The task>
If a line of the records contains the word "text", list it.

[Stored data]
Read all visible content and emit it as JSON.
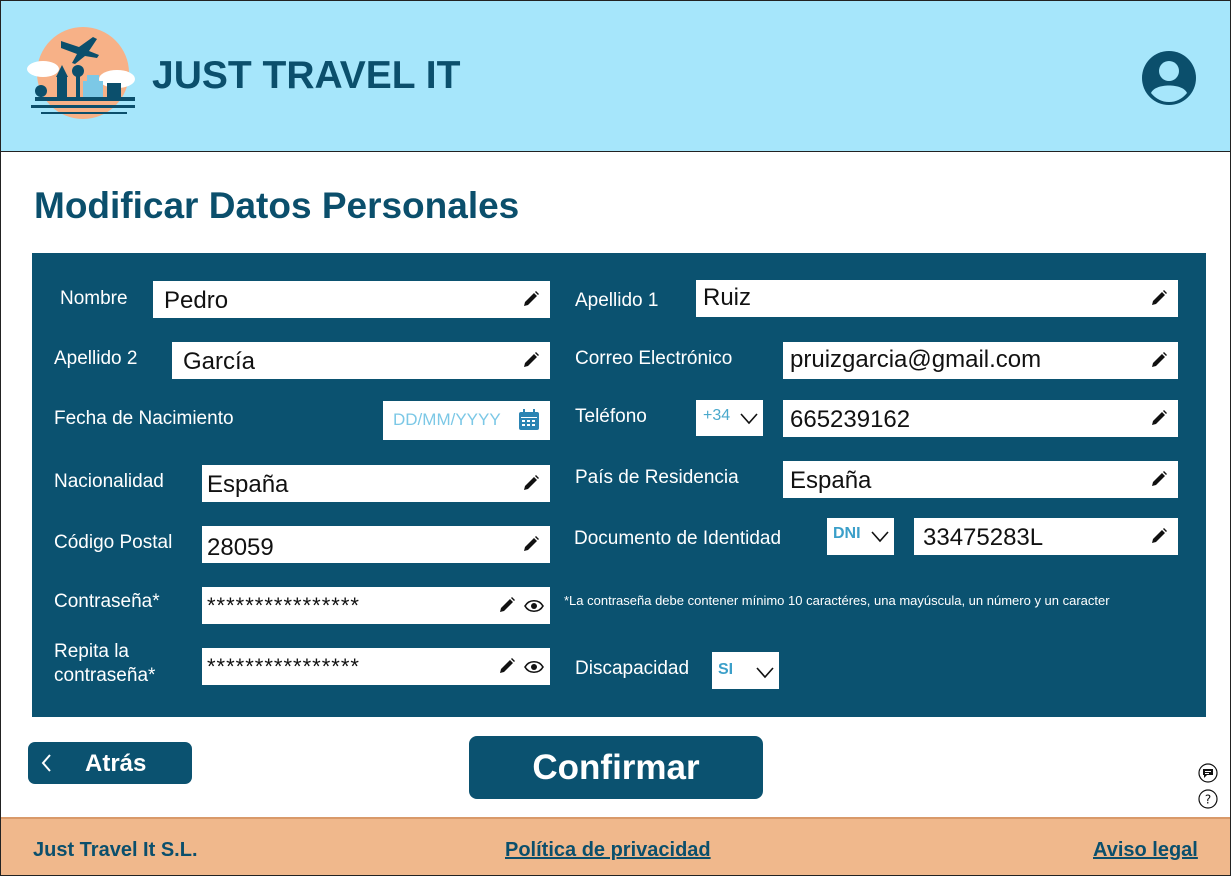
{
  "header": {
    "brand": "JUST TRAVEL IT",
    "logo_icon": "travel-city-sun-plane-logo",
    "account_icon": "user-account-icon"
  },
  "page": {
    "title": "Modificar Datos Personales"
  },
  "form": {
    "nombre": {
      "label": "Nombre",
      "value": "Pedro"
    },
    "apellido1": {
      "label": "Apellido 1",
      "value": "Ruiz"
    },
    "apellido2": {
      "label": "Apellido 2",
      "value": "García"
    },
    "correo": {
      "label": "Correo Electrónico",
      "value": "pruizgarcia@gmail.com"
    },
    "fecha_nacimiento": {
      "label": "Fecha de Nacimiento",
      "placeholder": "DD/MM/YYYY"
    },
    "telefono": {
      "label": "Teléfono",
      "prefix": "+34",
      "value": "665239162"
    },
    "nacionalidad": {
      "label": "Nacionalidad",
      "value": "España"
    },
    "pais_residencia": {
      "label": "País de Residencia",
      "value": "España"
    },
    "codigo_postal": {
      "label": "Código Postal",
      "value": "28059"
    },
    "documento": {
      "label": "Documento de Identidad",
      "type": "DNI",
      "value": "33475283L"
    },
    "contrasena": {
      "label": "Contraseña*",
      "value": "****************"
    },
    "repita_contrasena": {
      "label_line1": "Repita la",
      "label_line2": "contraseña*",
      "value": "****************"
    },
    "discapacidad": {
      "label": "Discapacidad",
      "value": "SI"
    },
    "password_hint": "*La contraseña debe contener mínimo 10 caractéres, una mayúscula, un número y un caracter"
  },
  "actions": {
    "back_label": "Atrás",
    "confirm_label": "Confirmar"
  },
  "footer": {
    "company": "Just Travel It S.L.",
    "privacy": "Política de privacidad",
    "legal": "Aviso legal"
  },
  "colors": {
    "header_bg": "#a6e6fb",
    "brand": "#0b4f6c",
    "panel_bg": "#0b5270",
    "footer_bg": "#f0b88c"
  }
}
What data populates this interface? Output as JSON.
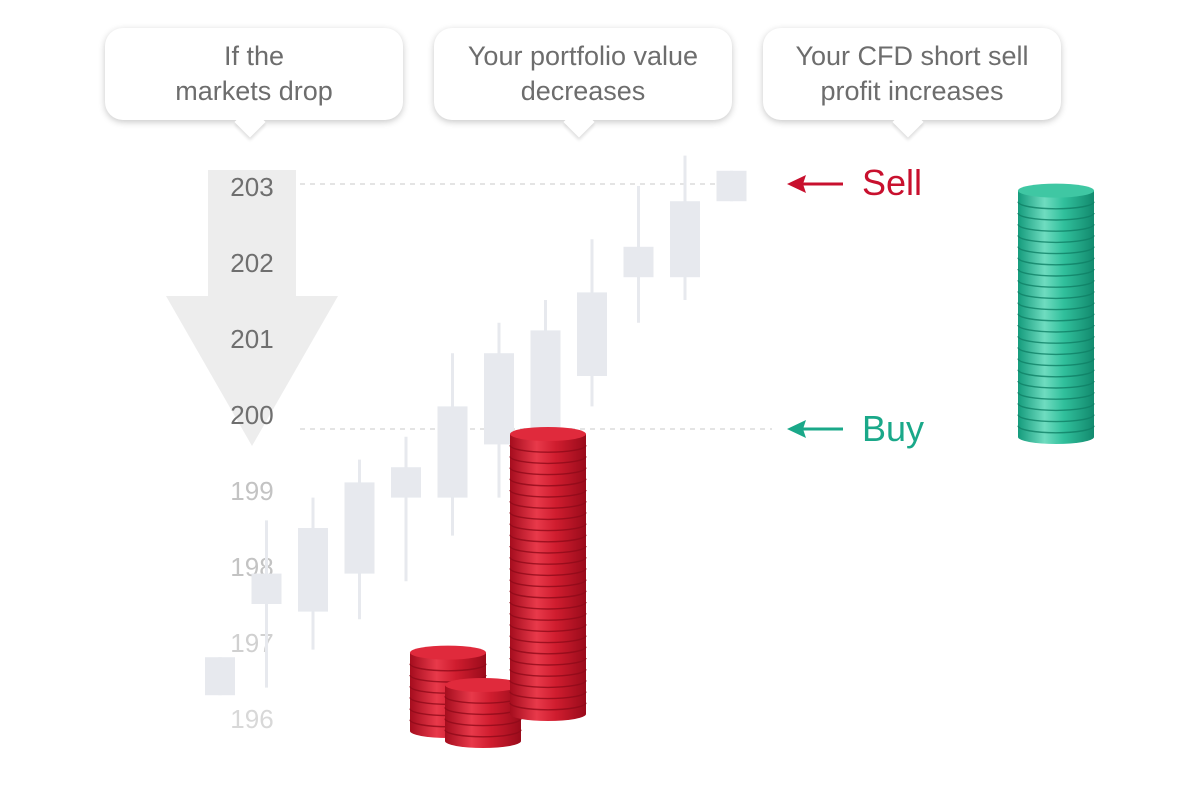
{
  "callouts": [
    {
      "text": "If the\nmarkets drop"
    },
    {
      "text": "Your portfolio value\ndecreases"
    },
    {
      "text": "Your CFD short sell\nprofit increases"
    }
  ],
  "price_axis": {
    "ticks": [
      "203",
      "202",
      "201",
      "200",
      "199",
      "198",
      "197",
      "196"
    ]
  },
  "labels": {
    "sell": "Sell",
    "buy": "Buy"
  },
  "candles": [
    {
      "open": 196.3,
      "close": 196.8,
      "low": 196.3,
      "high": 196.8
    },
    {
      "open": 197.5,
      "close": 197.9,
      "low": 196.4,
      "high": 198.6
    },
    {
      "open": 197.4,
      "close": 198.5,
      "low": 196.9,
      "high": 198.9
    },
    {
      "open": 197.9,
      "close": 199.1,
      "low": 197.3,
      "high": 199.4
    },
    {
      "open": 198.9,
      "close": 199.3,
      "low": 197.8,
      "high": 199.7
    },
    {
      "open": 198.9,
      "close": 200.1,
      "low": 198.4,
      "high": 200.8
    },
    {
      "open": 199.6,
      "close": 200.8,
      "low": 198.9,
      "high": 201.2
    },
    {
      "open": 199.8,
      "close": 201.1,
      "low": 199.3,
      "high": 201.5
    },
    {
      "open": 200.5,
      "close": 201.6,
      "low": 200.1,
      "high": 202.3
    },
    {
      "open": 201.8,
      "close": 202.2,
      "low": 201.2,
      "high": 203.0
    },
    {
      "open": 201.8,
      "close": 202.8,
      "low": 201.5,
      "high": 203.4
    },
    {
      "open": 202.8,
      "close": 203.2,
      "low": 202.8,
      "high": 203.2
    }
  ],
  "colors": {
    "candle": "#e7e9ee",
    "sell": "#c8102e",
    "buy": "#1aa889",
    "arrow": "#ededed",
    "coin_red": "#cc1a2c",
    "coin_green": "#2bb795"
  }
}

Result of the task>
      "text": "If the\nmarkets drop"
      "text": "Your portfolio value\ndecreases"
      "text": "Your CFD short sell\nprofit increases"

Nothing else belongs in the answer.